   Do you not understand that what you believe you are going to be out here is largely determinative of what you will be. Those who do not believe in rebirth cannot forever escape the rhythm of rebirth; but they hold to their belief until the tide of rhythm sweeps them along with it and forces them into gross matter again, into which they go quite unprepared, carrying with them almost no memory of their life out here. They carried out here the memory of the earth life because they expected so to carry it.
   Many Orientals who have always believed in rebirth remember their former lives, because they expected to remember them.
   Yes, when I realised that I had to leave the earth I laid a spell upon myself. I determined to remember through both the going out and the subsequent coming in. Of course I cannot swear now to remember everything when I come into heavy matter again; but I am determined to do so if possible; and I shall succeed to some extent if I do not get the wrong mother. I intend to take great care on that point, and to choose a mother who is familiar with the idea of rebirth. If possible, I want to choose a mother who actually knew me in my last life as ——, and who, if I shall announce in childhood that I am that same —— whom she knew when a young girl, will not chide me and drive me back into myself with her doubts.
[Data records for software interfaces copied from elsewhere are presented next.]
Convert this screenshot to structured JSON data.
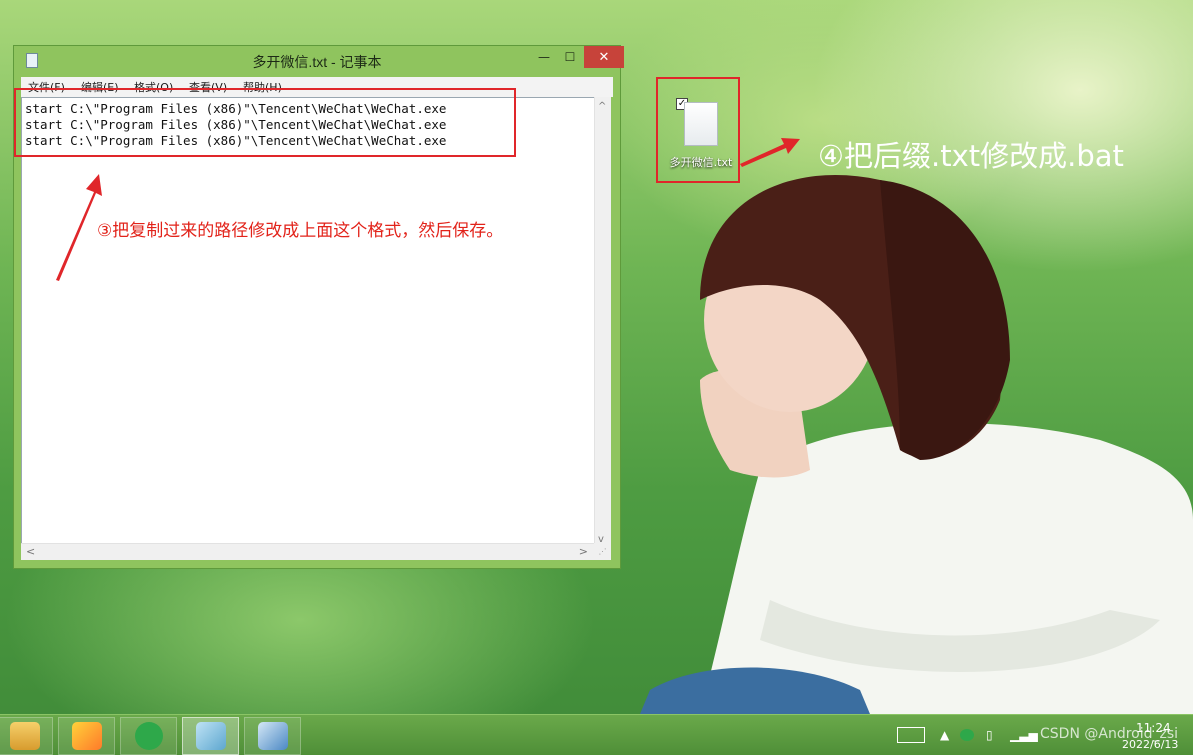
{
  "notepad": {
    "title": "多开微信.txt - 记事本",
    "controls": {
      "minimize": "—",
      "maximize": "☐",
      "close": "✕"
    },
    "menu": [
      "文件(F)",
      "编辑(E)",
      "格式(O)",
      "查看(V)",
      "帮助(H)"
    ],
    "lines": [
      "start C:\\\"Program Files (x86)\"\\Tencent\\WeChat\\WeChat.exe",
      "start C:\\\"Program Files (x86)\"\\Tencent\\WeChat\\WeChat.exe",
      "start C:\\\"Program Files (x86)\"\\Tencent\\WeChat\\WeChat.exe"
    ]
  },
  "annotations": {
    "step3": "③把复制过来的路径修改成上面这个格式，然后保存。",
    "step4": "④把后缀.txt修改成.bat",
    "color": "#e0262a"
  },
  "desktop_icon": {
    "label": "多开微信.txt",
    "checked": true,
    "icon": "text-file-icon"
  },
  "taskbar": {
    "apps": [
      "file-explorer-icon",
      "qq-tencent-icon",
      "wechat-icon",
      "notepad-icon",
      "control-panel-icon"
    ],
    "tray_items": [
      "keyboard-icon",
      "show-hidden-icons-chevron",
      "wechat-tray-icon",
      "network-icon",
      "signal-icon",
      "volume-icon"
    ],
    "clock_time": "11:24",
    "clock_date": "2022/6/13"
  },
  "watermark": "CSDN @Android_zsi"
}
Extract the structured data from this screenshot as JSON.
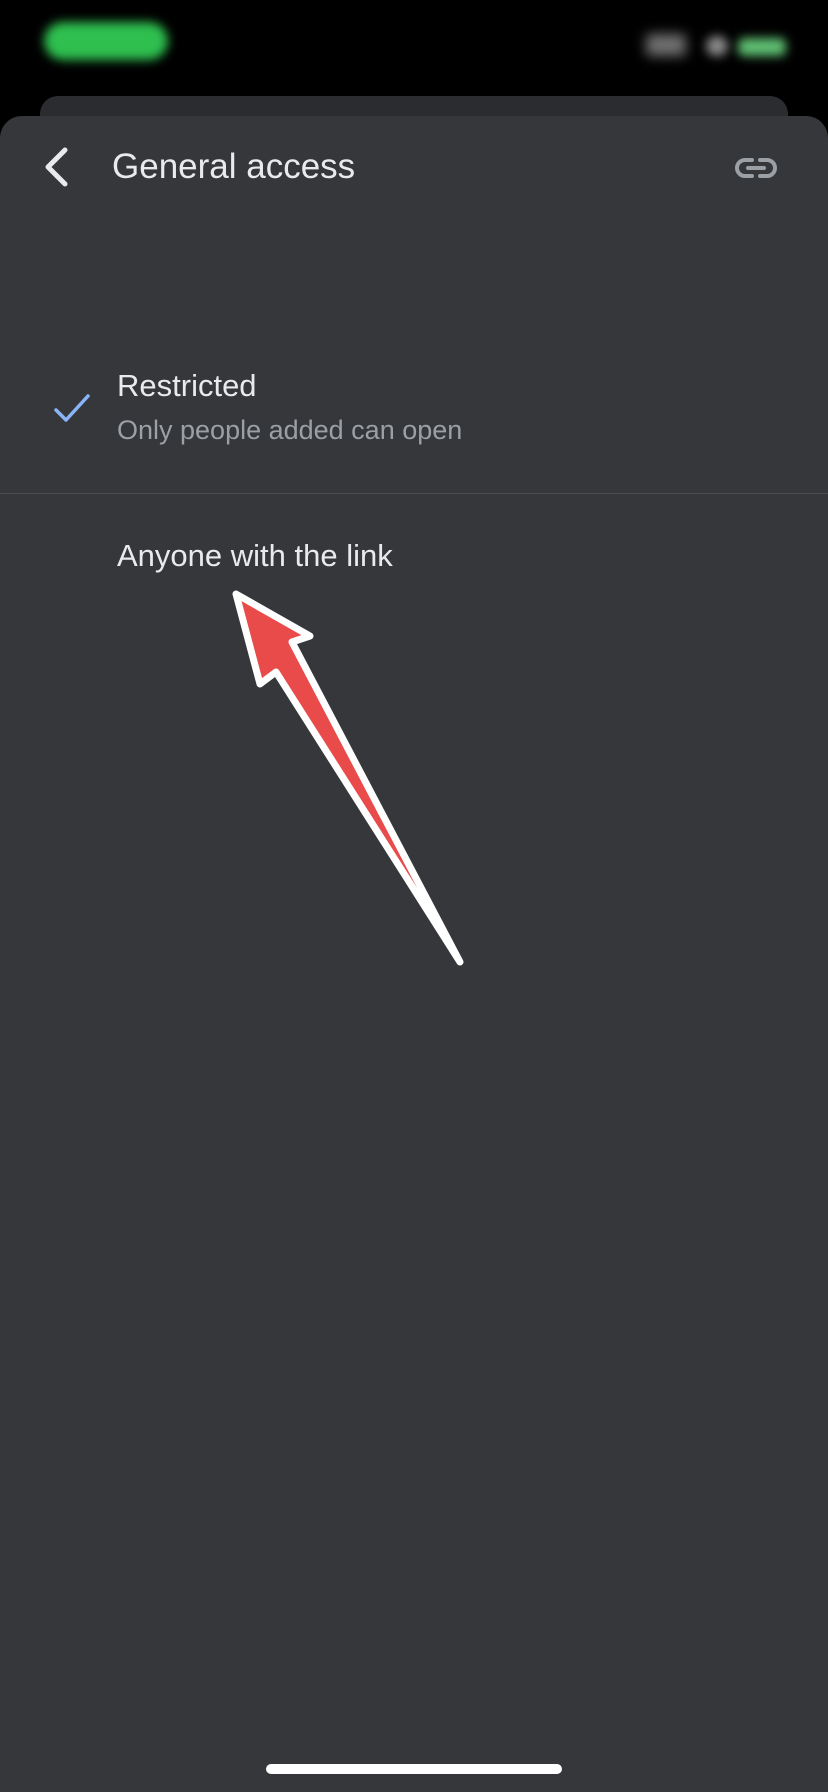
{
  "status_bar": {
    "time_pill_color": "#2ebf4f"
  },
  "header": {
    "title": "General access",
    "back_icon": "chevron-left-icon",
    "link_icon": "link-icon"
  },
  "options": [
    {
      "label": "Restricted",
      "description": "Only people added can open",
      "selected": true,
      "icon": "check-icon"
    },
    {
      "label": "Anyone with the link",
      "selected": false
    }
  ],
  "colors": {
    "sheet_background": "#35373a",
    "check_accent": "#8ab4f8",
    "annotation_arrow": "#e94b4b"
  }
}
   I believe that many children carry over into earth life memories of their lives out here, but that those memories are afterwards lost by reason of the suggestion constantly given to children that they are newly created, “fresh from the hand of God,” etc., etc.
   Eternity is indeed long, and there are more things on earth and heaven than are dreamed of in the philosophy of the average teacher of children.
   If you could only get hold of the idea of immortal life and cling to it! If you could realise yourself as being without beginning and without end, then you might commence to do things worthwhile. It is a wonderful consciousness that consciousness of eternity. Small troubles seem indeed small to him who thinks of himself in the terms of a million years. You may make the figure a billion, or whatever you like, but the idea is the same. No man can grasp the idea of a million years, or a million dollars, or a million of anything; the figure is merely a symbol for a great quantity, whether it be years or gold pieces. The idea cannot be fixed; there will always be something that escapes.  No millionaire knows exactly what he is worth at any given time; for there is always interest to be counted, and the value is a shifting one. It is so with immortality. Do not think of yourself as having lived a million years, or a trillion years, but as truly immortal, without beginning or end. The man who knows himself to be rich is richer than the man who says that he has a certain amount of money, be the amount large or small. So rest in the consciousness of eternity and work in the consciousness of eternity.
   That is all for to-night.

LETTER XXIII

LETTER XXI